▸ **WHAT YOU ARE ASKED TO DO**:
Could you filter the data below down to the lines that hold the word "naloga"?

(Items from a data source)
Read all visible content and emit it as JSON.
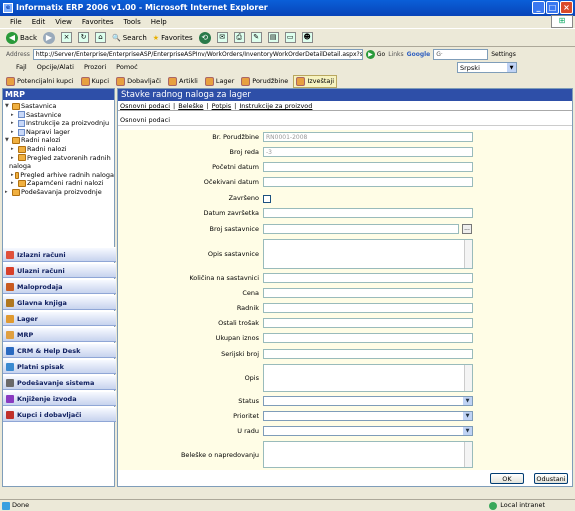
{
  "window": {
    "title": "Informatix ERP 2006 v1.00 - Microsoft Internet Explorer"
  },
  "menu": [
    "File",
    "Edit",
    "View",
    "Favorites",
    "Tools",
    "Help"
  ],
  "toolbar": {
    "back": "Back",
    "search": "Search",
    "favorites": "Favorites"
  },
  "address": {
    "label": "Address",
    "url": "http://Server/Enterprise/EnterpriseASP/EnterpriseASPInv/WorkOrders/InventoryWorkOrderDetailDetail.aspx?state=9",
    "go": "Go",
    "links": "Links",
    "google": "Google",
    "settings": "Settings"
  },
  "app_menu": [
    "Fajl",
    "Opcije/Alati",
    "Prozori",
    "Pomoć"
  ],
  "language": "Srpski",
  "quickbar": [
    "Potencijalni kupci",
    "Kupci",
    "Dobavljači",
    "Artikli",
    "Lager",
    "Porudžbine",
    "Izveštaji"
  ],
  "left": {
    "header": "MRP",
    "tree": [
      {
        "label": "Sastavnica",
        "level": 0,
        "type": "folder"
      },
      {
        "label": "Sastavnice",
        "level": 1,
        "type": "doc"
      },
      {
        "label": "Instrukcije za proizvodnju",
        "level": 1,
        "type": "doc"
      },
      {
        "label": "Napravi lager",
        "level": 1,
        "type": "doc"
      },
      {
        "label": "Radni nalozi",
        "level": 0,
        "type": "folder"
      },
      {
        "label": "Radni nalozi",
        "level": 1,
        "type": "doc"
      },
      {
        "label": "Pregled zatvorenih radnih",
        "level": 1,
        "type": "doc"
      },
      {
        "label": "naloga",
        "level": 1,
        "type": "cont"
      },
      {
        "label": "Pregled arhive radnih naloga",
        "level": 1,
        "type": "doc"
      },
      {
        "label": "Zapamćeni radni nalozi",
        "level": 1,
        "type": "doc"
      },
      {
        "label": "Podešavanja proizvodnje",
        "level": 0,
        "type": "folder"
      }
    ],
    "modules": [
      "Izlazni računi",
      "Ulazni računi",
      "Maloprodaja",
      "Glavna knjiga",
      "Lager",
      "MRP",
      "CRM & Help Desk",
      "Platni spisak",
      "Podešavanje sistema",
      "Knjiženje izvoda",
      "Kupci i dobavljači"
    ]
  },
  "main": {
    "title": "Stavke radnog naloga za lager",
    "tabs": [
      "Osnovni podaci",
      "Beleške",
      "Potpis",
      "Instrukcije za proizvod"
    ],
    "section": "Osnovni podaci",
    "fields": {
      "br_porudzbine": {
        "label": "Br. Porudžbine",
        "value": "RN0001-2008"
      },
      "broj_reda": {
        "label": "Broj reda",
        "value": "-3"
      },
      "pocetni_datum": {
        "label": "Početni datum",
        "value": ""
      },
      "ocekivani_datum": {
        "label": "Očekivani datum",
        "value": ""
      },
      "zavrseno": {
        "label": "Završeno"
      },
      "datum_zavrsetka": {
        "label": "Datum završetka",
        "value": ""
      },
      "broj_sastavnice": {
        "label": "Broj sastavnice",
        "value": "",
        "button": "..."
      },
      "opis_sastavnice": {
        "label": "Opis sastavnice"
      },
      "kolicina": {
        "label": "Količina na sastavnici",
        "value": ""
      },
      "cena": {
        "label": "Cena",
        "value": ""
      },
      "radnik": {
        "label": "Radnik",
        "value": ""
      },
      "ostali_trosak": {
        "label": "Ostali trošak",
        "value": ""
      },
      "ukupan_iznos": {
        "label": "Ukupan iznos",
        "value": ""
      },
      "serijski_broj": {
        "label": "Serijski broj",
        "value": ""
      },
      "opis": {
        "label": "Opis"
      },
      "status": {
        "label": "Status"
      },
      "prioritet": {
        "label": "Prioritet"
      },
      "u_radu": {
        "label": "U radu"
      },
      "beleske": {
        "label": "Beleške o napredovanju"
      }
    },
    "ok": "OK",
    "cancel": "Odustani"
  },
  "statusbar": {
    "left": "Done",
    "zone": "Local intranet"
  }
}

▸ **RESPONSE TO THIS EXERCISE**:
        "label": "naloga",
        "label": "Pregled arhive radnih naloga",
    "title": "Stavke radnog naloga za lager",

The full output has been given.